PhD Scientific Days 2024

Budapest, 9-10 July 2024

Poster Session P - Conservative Medicine

Association between Hyperglycemia and Medication-Related Osteonecrosis of the Jaw (MRONJ)


Gabor Kammerhofer1, Daniel Vegh2, Zsolt Nemeth1
1: Department of Oromaxillofacial Surgery and Stomatology, Semmelweis University, 1088 Budapest, Hungary
2: Department of Prosthodontics, Semmelweis University, 1088 Budapest, Hungary

Text of the abstract

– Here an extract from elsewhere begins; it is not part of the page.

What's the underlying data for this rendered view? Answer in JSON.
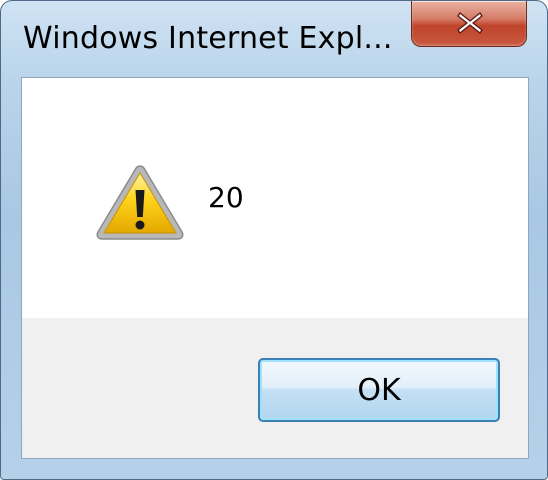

Aims: Medication-related osteonecrosis of the jaw (MRONJ) is a type of jawbone necrosis caused by the use of drugs for some types of cancer and osteoporosis. The current study aimed to evaluate the associations between hyperglycemia and the development of medicationrelated osteonecrosis of the jaw. One of the main goals of our research group is to improve the quality of life of patients with MRONJ and DM, and we aim to transfer knowledge through publications, studies and conventions. Method: Our research group investigated data collected between 1 January 2019 and 31 December 2020. A total of 260 patients were selected from the Inpatient Care Unit, Department of Oromaxillofacial Surgery and Stomatology, Semmelweis University. Fasting glucose data were used and included in the study. Results: Approximately 40% of the necrosis group and 21% of the control group presented with hyperglycemia. There was a significant association between hyperglycemia and MRONJ (p < 0.05, p = 0.003). Vascular anomaly and immune dysfunction caused by hyperglycemia can lead to necrosis after tooth extraction. Necrosis is more common in the mandible (75.0%) and in the case of parenteral antiresorptive treatment (intravenous Zoledronate and subcutaneous Denosumab). Hyperglycemia is a more relevant risk factor than bad oral habits (26.7%). Conclusion: Ischemia is a complication of abnormal glucose levels, a possible risk factor for necrosis development. Hence, uncontrolled or poorly regulated plasma glucose levels can significantly increase the risk of jawbone necrosis after invasive dental or oral surgical interventions. Treatment planning should involve a deeper understanding of the patient, minimally invasive procedures, intervention with antibiotic coverage, improved oral hygiene, and close patient monitoring. Funding: This research received no external funding.